How do I use the Meta Description Tag?
The meta description tag allows you to influence the description of your page in the crawlers (like for example) that support the tag.

Look back at the example of a meta tag. See the first meta tag shown, the one that says "name=description"? That's the meta description tag. The text you want to be shown as your description goes between the quotation marks after the "content=" portion of the tag (generally, 200 to 250 characters may be indexed, though only a smaller portion of this amount may be displayed).

In review, it is worthwhile to use the meta description tag for your pages, not just for us, but because it gives you some degree of control with various other crawlers. An easy way to do this often is to take the first sentence or two of body copy from your web page and use that for the meta description content.

How do I use the Meta Keyword Tag?

So to use the meta keywords tag... look back at the opening example. See the second meta tag shown, the one that says "name=keywords"? That's the meta keywords tag. The keywords you want associated with your page go between the quotation marks after the "content=" portion of the tag. Inktomi says that you should include up to 25 words or phrases, with each word or phrase separated by commas. More advice from Inktomi can be found on its Content Policy FAQ.
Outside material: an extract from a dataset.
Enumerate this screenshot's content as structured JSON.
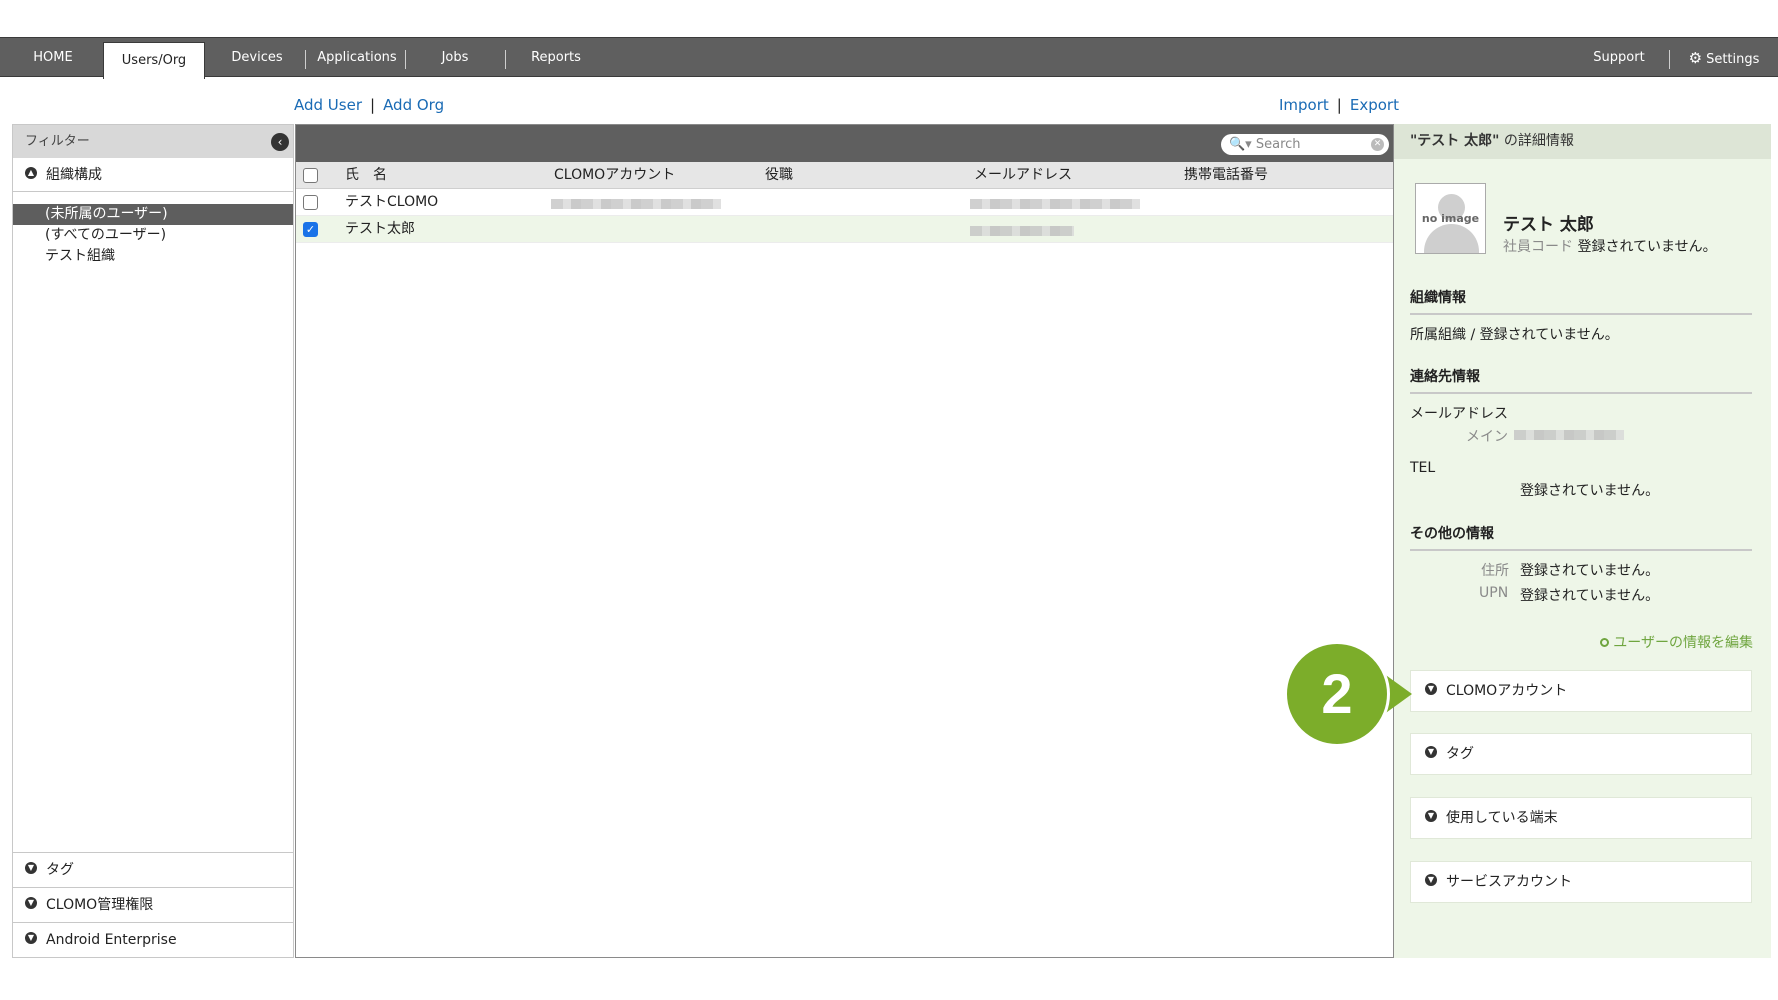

Let's say you have a page about horseback riding, and you've written your page using "horseback" as a single word. You realize that some people may instead search for "horse back riding," with "horse back" in their searches being two separate words. If you listed these words separately in your meta keywords tag, THEN MAYBE FOR THE FEW CRAWLERS THAT SUPPORT IT, your page might rank better for "horse back" riding. Sadly, the best way to ensure this would be to write your pages using both "horseback riding" and "horse back riding" in the text -- or perhaps on some of your pages, use the single word version and on others, the two word version.

Why are you using copyrighted information from my website?
The information that we have gathered from your website has either been obtained from your metatags or a snippet of information used to help identify the site from your "About Us", About, Main page or similarly named pages. Legally, this falls under "fair use" and search engines do this regularly for every page of a site.